ANJALEE KHEMLANI: Stan, talk to me about the manufacturing. I know that you've committed to the capacity of 150 million doses per month by the end of the year. Has anything changed in the past couple of months, as we've seen different companies sort of branch out in terms of delivering to various global-- to various countries? Has the pressure on the supply chain decreased at all, or has it maintained?

STANLEY ERCK: No, I think that it's a good point. You know, we've been constrained for the past six months, off and on, by, we can't get some raw material, we can't get some depth filter that you need to filter the product in the manufacturing process, or you can't get 2,000-liter plastic bags to grow it in. And some really dramatic shortages. That's starting to even out.

What you love to have in all of our eight plants is six months of inventory of all the stuff. And we don't. We have weeks in some cases, and we have months in others. But it's getting better, and our expectations, and when we make this forecast, that we can have 150 million doses running through our plants every month. We're expecting that we'll have the raw material supply straightened up by then. So we're pretty confident about that.

ZACK GUZMAN: And Stanley, just to wrap up here, I mean, when we talk about how it fits into your guys' role in this pandemic, thinking back to where it all began, there were some people-- I don't want to say there were haters on Novavax, but doubters out there that you guys could get here. Now you've proved them wrong. When it comes to your guys' payback on that, and what you're trying to do, low income countries doesn't sound like there's a lot of profitability opportunity around that, but how are you looking at it from your standpoint, in a business perspective and how profitable this is going to be for you guys? If you are going to play that, and what boosters might do to maybe play a factor in that as well?

STANLEY ERCK: You know, I think the problem gets solved when we show that we have a best-in-class vaccine. And if we start selling in the low income countries first, so be it. And so the profits will come bigger later. But I think we've shown now that we have the potential to be widely called the best-in-class vaccine, and that's what we intend to develop over the long run.

ZACK GUZMAN: Stanley Erck, Novavax CEO and President.
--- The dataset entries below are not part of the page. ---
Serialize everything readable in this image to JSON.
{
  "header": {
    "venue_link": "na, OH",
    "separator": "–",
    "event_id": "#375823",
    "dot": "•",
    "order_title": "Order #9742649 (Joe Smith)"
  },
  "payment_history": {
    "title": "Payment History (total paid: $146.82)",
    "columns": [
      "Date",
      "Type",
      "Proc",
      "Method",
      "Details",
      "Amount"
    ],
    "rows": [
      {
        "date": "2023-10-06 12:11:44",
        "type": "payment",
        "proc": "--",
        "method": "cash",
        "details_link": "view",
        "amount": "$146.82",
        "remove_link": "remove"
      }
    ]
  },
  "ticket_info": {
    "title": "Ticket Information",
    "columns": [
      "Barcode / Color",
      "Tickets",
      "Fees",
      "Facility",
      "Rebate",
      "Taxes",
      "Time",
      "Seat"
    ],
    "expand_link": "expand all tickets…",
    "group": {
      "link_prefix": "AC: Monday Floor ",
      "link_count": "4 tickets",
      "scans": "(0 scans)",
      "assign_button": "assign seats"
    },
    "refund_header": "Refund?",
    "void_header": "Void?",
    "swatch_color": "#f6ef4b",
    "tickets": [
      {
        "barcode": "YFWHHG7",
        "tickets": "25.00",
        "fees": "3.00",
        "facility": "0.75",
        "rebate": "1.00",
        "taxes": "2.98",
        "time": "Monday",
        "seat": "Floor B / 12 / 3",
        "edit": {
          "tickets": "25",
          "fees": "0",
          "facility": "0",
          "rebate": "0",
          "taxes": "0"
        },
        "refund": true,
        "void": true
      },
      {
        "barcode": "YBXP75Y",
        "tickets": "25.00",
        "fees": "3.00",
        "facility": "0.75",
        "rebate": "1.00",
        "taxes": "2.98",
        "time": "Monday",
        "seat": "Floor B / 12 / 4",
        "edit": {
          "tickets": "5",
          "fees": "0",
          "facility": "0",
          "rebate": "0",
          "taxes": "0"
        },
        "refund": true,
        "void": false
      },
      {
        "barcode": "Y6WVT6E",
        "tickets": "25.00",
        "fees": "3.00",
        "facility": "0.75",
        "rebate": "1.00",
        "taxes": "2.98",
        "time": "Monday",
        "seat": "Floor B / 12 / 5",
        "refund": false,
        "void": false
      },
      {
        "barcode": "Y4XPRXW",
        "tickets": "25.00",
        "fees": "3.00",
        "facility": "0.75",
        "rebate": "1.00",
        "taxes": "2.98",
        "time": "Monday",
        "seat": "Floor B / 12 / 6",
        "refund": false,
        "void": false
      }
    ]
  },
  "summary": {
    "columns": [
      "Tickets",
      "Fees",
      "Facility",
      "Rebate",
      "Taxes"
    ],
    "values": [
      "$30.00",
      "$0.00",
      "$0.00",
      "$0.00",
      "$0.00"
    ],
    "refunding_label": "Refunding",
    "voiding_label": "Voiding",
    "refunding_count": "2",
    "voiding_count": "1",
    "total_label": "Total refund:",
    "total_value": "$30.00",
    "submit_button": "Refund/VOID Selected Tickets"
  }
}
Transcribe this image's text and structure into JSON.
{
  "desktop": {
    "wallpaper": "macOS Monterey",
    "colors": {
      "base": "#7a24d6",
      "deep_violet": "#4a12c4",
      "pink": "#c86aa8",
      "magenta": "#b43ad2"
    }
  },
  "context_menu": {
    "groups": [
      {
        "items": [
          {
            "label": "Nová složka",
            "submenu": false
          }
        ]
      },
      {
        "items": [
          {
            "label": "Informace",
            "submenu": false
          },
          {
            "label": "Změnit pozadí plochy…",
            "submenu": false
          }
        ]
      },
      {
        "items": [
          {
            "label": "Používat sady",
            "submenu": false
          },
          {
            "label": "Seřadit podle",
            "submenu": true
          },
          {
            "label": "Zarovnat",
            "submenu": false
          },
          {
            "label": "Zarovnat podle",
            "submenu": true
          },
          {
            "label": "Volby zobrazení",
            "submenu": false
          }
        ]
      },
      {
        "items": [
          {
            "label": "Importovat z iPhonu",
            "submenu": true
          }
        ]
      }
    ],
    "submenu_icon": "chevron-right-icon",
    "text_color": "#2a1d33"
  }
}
Appreciate you taking the time here to chat with us alongside Yahoo Finance's Anjalee Khemlani as well.